“Both the MSPH and PhD degrees focused on genomics offer a flexible, student-centered program that combines exceptional curricular training in public health with research-based training in genomic data collection and analysis. Students will gain direct experience in handling high-throughput genomic data across multiple fields of relevance to public health, including human population genomics, infectious diseases and evolutionary genomics,” said Dr. Monica Uddin, COPH professor of psychiatric genomics. “The skills they acquire through this program will provide students with a solid foundation for a successful career in precision medicine, disease surveillance and bioinformatic analysis in both academic and applied settings.”

Jan Dahrendorff, MSPH (Photo courtesy of Dahrendoff)
Jan Dahrendorff, MSPH (Photo courtesy of Dahrendoff)

Dahrendorff moved to the U.S. in 2013 from Germany after being recruited for swimming at Saint Leo University in St. Leo, Fla. There he earned his undergraduate degree in psychology.

After graduation, Dahrendorff found a job at USF working for Dr. Laura Blair, assistant professor in the USF Morsani College of Medicine.
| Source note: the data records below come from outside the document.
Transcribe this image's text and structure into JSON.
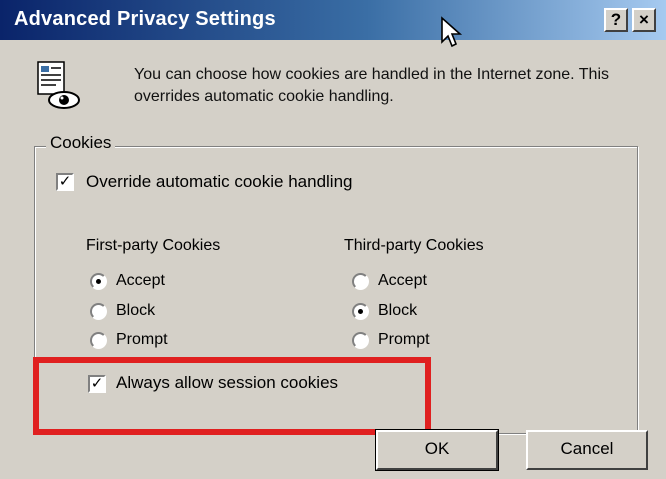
{
  "window": {
    "title": "Advanced Privacy Settings",
    "help_button": "?",
    "close_button": "×"
  },
  "intro": {
    "text": "You can choose how cookies are handled in the Internet zone.  This overrides automatic cookie handling."
  },
  "cookies_group": {
    "label": "Cookies",
    "override_label": "Override automatic cookie handling",
    "override_checked": true,
    "first_party": {
      "heading": "First-party Cookies",
      "options": [
        "Accept",
        "Block",
        "Prompt"
      ],
      "selected": "Accept"
    },
    "third_party": {
      "heading": "Third-party Cookies",
      "options": [
        "Accept",
        "Block",
        "Prompt"
      ],
      "selected": "Block"
    },
    "session_label": "Always allow session cookies",
    "session_checked": true
  },
  "buttons": {
    "ok": "OK",
    "cancel": "Cancel"
  },
  "colors": {
    "title_gradient_start": "#0a246a",
    "dialog_face": "#d4d0c8",
    "highlight": "#e02020"
  },
  "icons": [
    "privacy-document-eye-icon",
    "mouse-cursor-icon"
  ]
}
At her laboratory studying the biology of degenerative diseases, he worked as a laboratory technician and became interested in the interplay of genes and psychiatric disorders.
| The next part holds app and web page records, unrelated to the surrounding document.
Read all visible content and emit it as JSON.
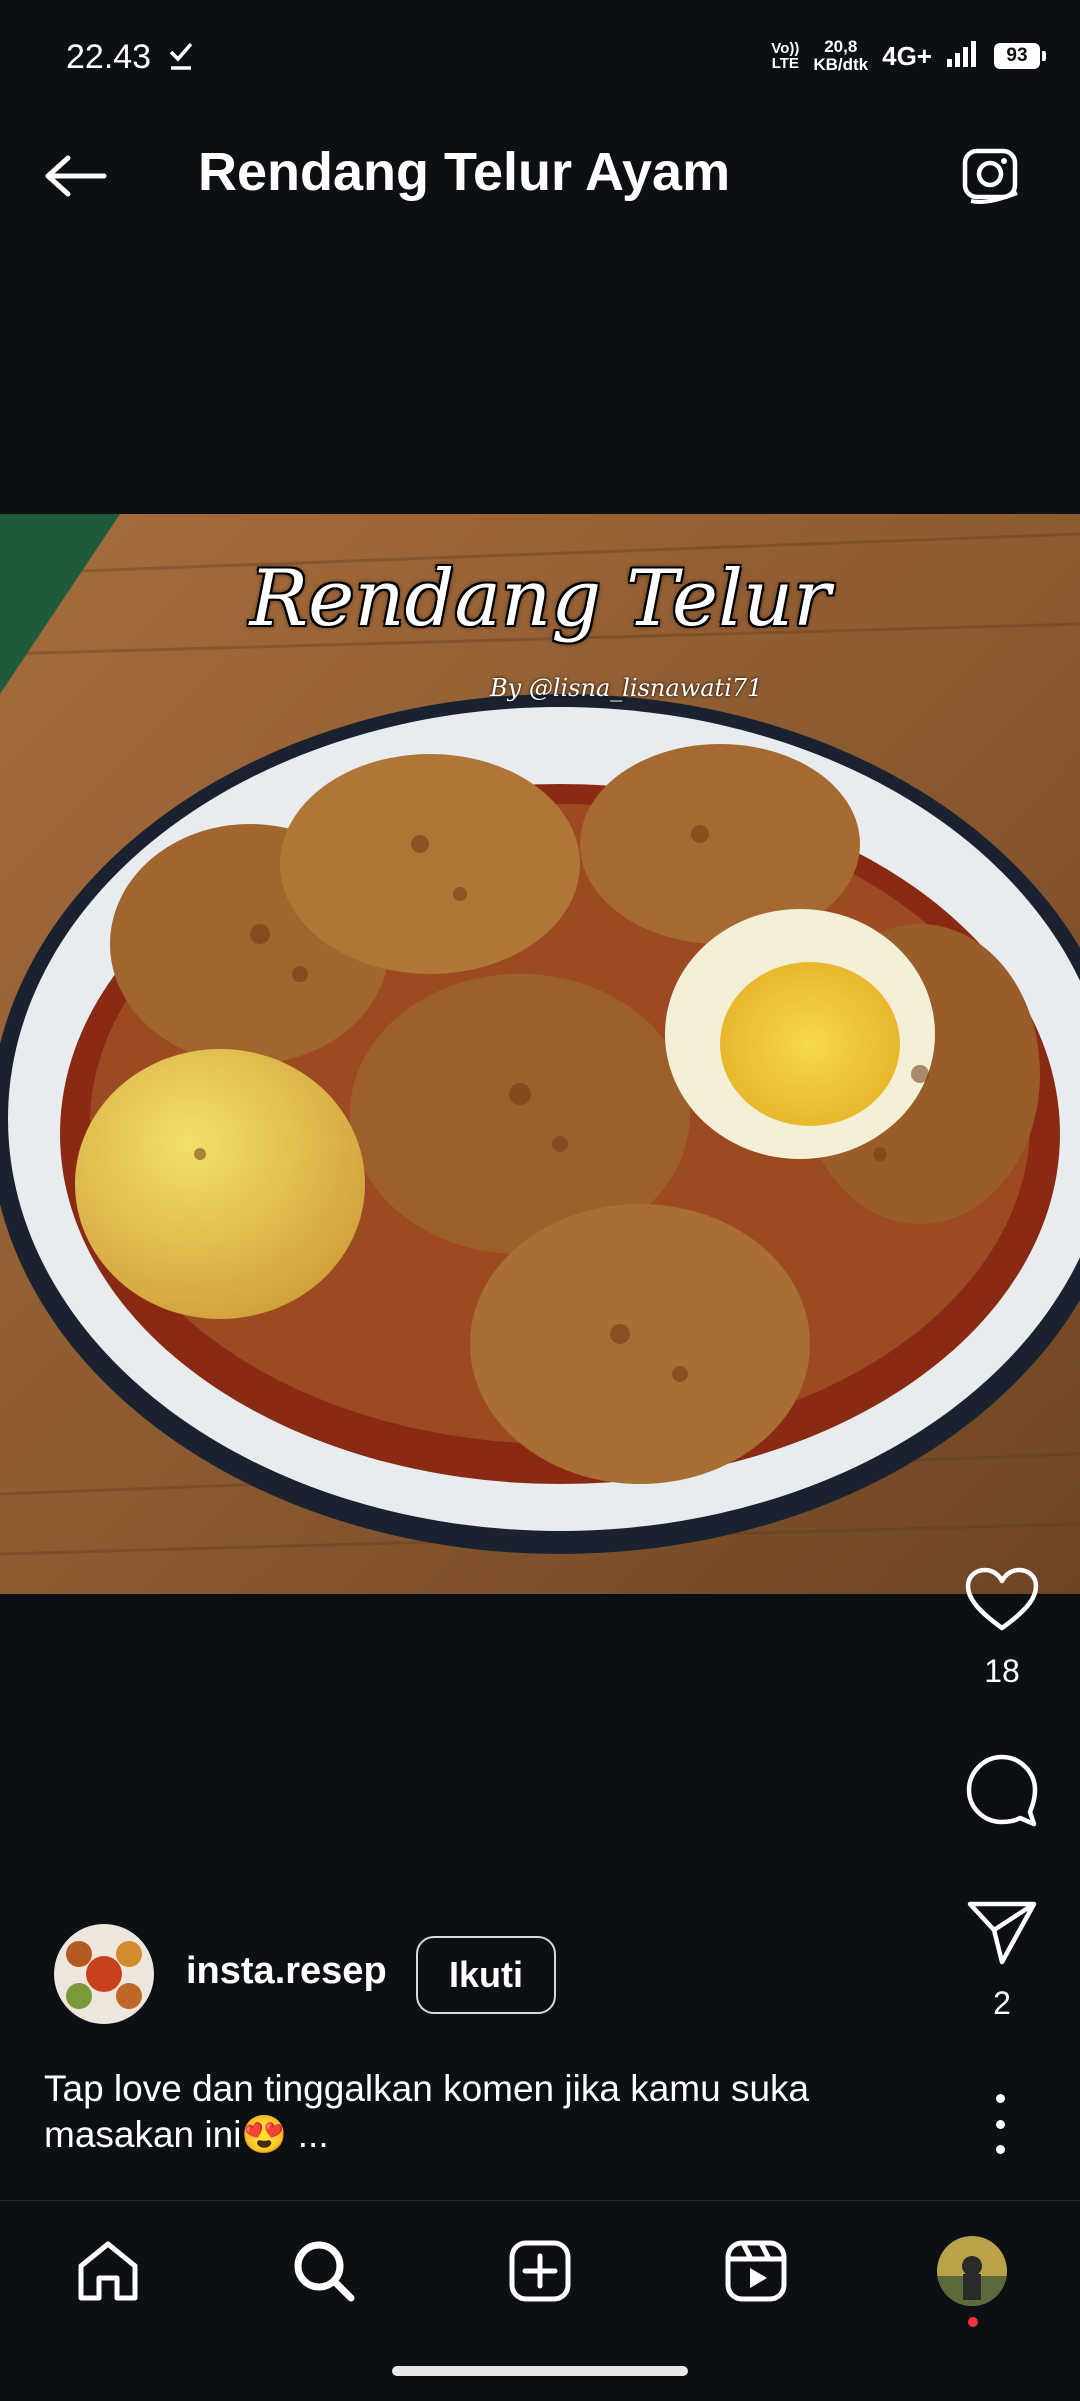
{
  "status_bar": {
    "time": "22.43",
    "volte_top": "Vo))",
    "volte_bottom": "LTE",
    "speed_value": "20,8",
    "speed_unit": "KB/dtk",
    "network": "4G+",
    "battery": "93"
  },
  "header": {
    "title": "Rendang Telur Ayam"
  },
  "photo": {
    "overlay_title": "Rendang Telur",
    "overlay_credit": "By @lisna_lisnawati71"
  },
  "actions": {
    "likes": "18",
    "shares": "2"
  },
  "author": {
    "username": "insta.resep",
    "follow_label": "Ikuti"
  },
  "caption": {
    "text": "Tap love dan tinggalkan komen jika kamu suka masakan ini😍 ..."
  },
  "bottom_nav": {
    "items": [
      "home",
      "search",
      "create",
      "reels",
      "profile"
    ]
  },
  "colors": {
    "background": "#0c0f14",
    "notification_dot": "#ff3040"
  }
}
He decided to reach out to Uddin who encouraged him to apply to the MSPH in genomics program.

While the COVID-19 pandemic created challenges for Dahrendorff in the last year of his MSPH degree, he said that he’s so grateful for the program’s support and the experience he was able to gain.

As the PhD program is so new, Dahrendorff with be starting his PhD degree in the global communicable diseases concentration and will then transfer over to the genomics program.

“I’m very excited about the new program! Everything is new, so I don’t really have a reference of how things are going to go. But if I have an interest in something research wise, I’m going to pursue it,” he said.

Dahrendorff said that the field of genomics gives him a lot of research options.

“Because of the interdisciplinary nature of genomics, you are able to work with people from so many different backgrounds together as a team. It’s a very good experience,” he said. “I think in terms of career outlooks, you have so much flexibility and are able to do and research what you want.”

Story by Caitlin Keough, USF College of Public Health